Department of Cinema and Media Studies and the College
Maria Belodubrovskaya studies the history, theory, and aesthetics of Russian and Soviet cinema. Her first book, Not According to Plan: Filmmaking under Stalin (Cornell University Press, 2017), is an institutional history of Soviet cinema during the Stalin period (1930–1953). She is currently working on her second book, “Beyond Montage: Film Aesthetics and Propaganda under Stalin,” which addresses Soviet film aesthetics during this same period. The book looks at Soviet cinema’s approach to style and narrative in comparison with that of Hollywood and other major film traditions. It seeks to challenge some notions about Soviet film’s ideological conformity and socialist realism, while showing how the Soviet cinematic tradition fits into global cinema.

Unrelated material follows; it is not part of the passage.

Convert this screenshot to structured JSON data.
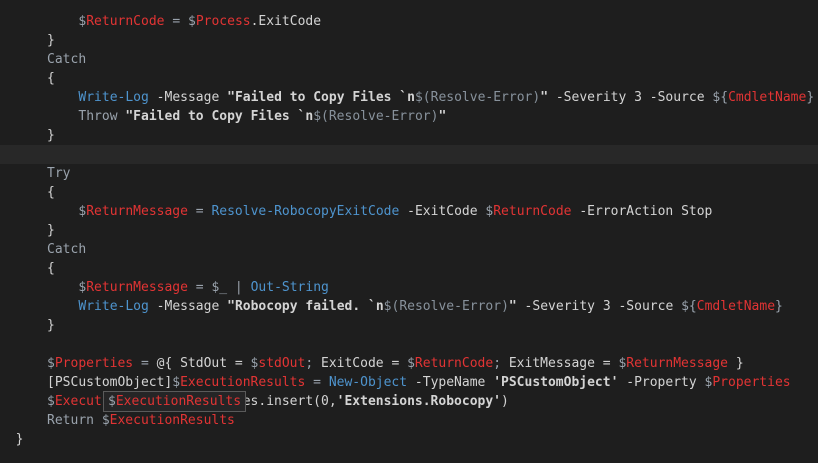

Belodubrovskaya’s research on Soviet cinema, early animation, and theory of cinematic attractions has been published in Cinema Journal, Film History, Slavic Review, Studies in Russian and Soviet Cinema, KinoKultura, and Projections: The Journal of Movies and Mind.
Belodubrovskaya received her PhD in film studies from the University of Wisconsin–Madison, where she taught for seven years prior to joining the University of Chicago. She was a postdoctoral fellow at Harvard University’s Davis Center for Russian and Eurasian Studies.
Photo credit: Heather Sonntag